” I paint what I find beautiful. I do not paint to be relevant…”
Born in Worcester, Massachusetts in 1951, Larry Preston spent much of his teenage years at the Worcester Art Museum viewing the museum’s collection of Flemish still life paintings. At a young age, he began imitating their work and eventually arrived at the technique he uses today to paint his still lifes and landscapes. Completely self-taught his work evolved over many years.
Also in his late teens, Larry embarked on what became a successful career as a musician. After 25 years in the music business, he decided to return to his first love, painting. Experimenting with many different styles, including surrealism and abstract his desire to paint still lifes and landscapes eventually became the focus of his work.
He chooses to paint those objects he sees around him. Simple, everyday objects that he finds beautiful and are often overlooked. A single flower or a piece of fruit celebrating the beauty surrounding us. Landscapes inspired by the bucolic scenes to be found around his western Massachusetts home.
Larry Preston’s work has won numerous national awards including several from The Artist’s Magazine, The Art Calendar and many juried art exhibits and competitions. He has been a featured artist in The American Artist Magazine (2005) and in American Art Collector (2007, 2009, 2011, and 2013). His work is included in national and international collections. He has also been a featured artist for PBS auctions.
Painting in oil on panel, Larry first sketches his work in charcoal and turpentine then applies many semi-transparent oil glazes. The resulting work has great depth and a luminous quality. A quiet, introspective quality is evident in his still lifes and landscapes.
Larry lives and paints in western Massachusetts.

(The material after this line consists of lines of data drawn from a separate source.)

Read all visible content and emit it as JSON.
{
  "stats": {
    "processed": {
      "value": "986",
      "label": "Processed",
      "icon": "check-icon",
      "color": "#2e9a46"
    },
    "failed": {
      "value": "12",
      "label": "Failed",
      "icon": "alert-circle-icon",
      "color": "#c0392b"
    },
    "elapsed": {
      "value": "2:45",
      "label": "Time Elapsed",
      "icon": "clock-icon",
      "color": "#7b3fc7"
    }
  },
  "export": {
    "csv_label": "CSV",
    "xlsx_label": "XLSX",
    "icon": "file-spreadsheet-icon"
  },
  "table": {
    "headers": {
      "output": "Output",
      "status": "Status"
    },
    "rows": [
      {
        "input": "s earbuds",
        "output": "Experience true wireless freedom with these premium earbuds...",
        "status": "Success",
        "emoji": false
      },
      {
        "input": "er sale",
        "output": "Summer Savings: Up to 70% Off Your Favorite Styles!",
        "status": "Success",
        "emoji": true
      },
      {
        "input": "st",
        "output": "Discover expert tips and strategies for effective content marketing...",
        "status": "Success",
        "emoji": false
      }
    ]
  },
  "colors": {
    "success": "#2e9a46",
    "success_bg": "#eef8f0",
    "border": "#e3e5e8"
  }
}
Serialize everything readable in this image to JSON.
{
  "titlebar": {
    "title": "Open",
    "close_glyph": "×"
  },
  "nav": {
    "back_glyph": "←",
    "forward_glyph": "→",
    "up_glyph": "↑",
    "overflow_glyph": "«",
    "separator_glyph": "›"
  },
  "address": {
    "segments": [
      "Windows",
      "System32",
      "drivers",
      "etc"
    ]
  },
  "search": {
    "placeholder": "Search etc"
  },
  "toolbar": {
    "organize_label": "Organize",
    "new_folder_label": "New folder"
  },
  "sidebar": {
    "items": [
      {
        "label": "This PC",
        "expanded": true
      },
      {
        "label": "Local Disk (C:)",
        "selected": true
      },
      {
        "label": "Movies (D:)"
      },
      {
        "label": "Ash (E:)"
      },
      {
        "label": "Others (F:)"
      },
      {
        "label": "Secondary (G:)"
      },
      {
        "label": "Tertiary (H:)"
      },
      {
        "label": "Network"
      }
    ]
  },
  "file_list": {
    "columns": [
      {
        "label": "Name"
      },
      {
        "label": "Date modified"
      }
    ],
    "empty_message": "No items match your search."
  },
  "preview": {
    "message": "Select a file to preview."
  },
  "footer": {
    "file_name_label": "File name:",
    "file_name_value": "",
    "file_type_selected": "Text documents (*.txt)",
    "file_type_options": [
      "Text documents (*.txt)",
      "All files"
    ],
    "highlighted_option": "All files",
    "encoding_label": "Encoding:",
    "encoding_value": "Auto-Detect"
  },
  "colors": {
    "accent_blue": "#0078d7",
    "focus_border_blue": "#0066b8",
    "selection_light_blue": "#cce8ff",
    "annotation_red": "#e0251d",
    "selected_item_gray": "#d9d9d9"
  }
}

I paint what I find beautiful. I do not paint to be relevant, for an audience or make any statement other than the beauty to be found in the objects I choose to paint. If the viewer chooses to attach some meaning to my work, that would be their prerogative. I find that, in this modern world, there is too little observance of the beauty in our surroundings. The real importance in our lives. I paint to remind myself what I find important and beautiful and to experience the process of painting my chosen object. I paint for myself and the process. I am very pleased that my work resonates with people.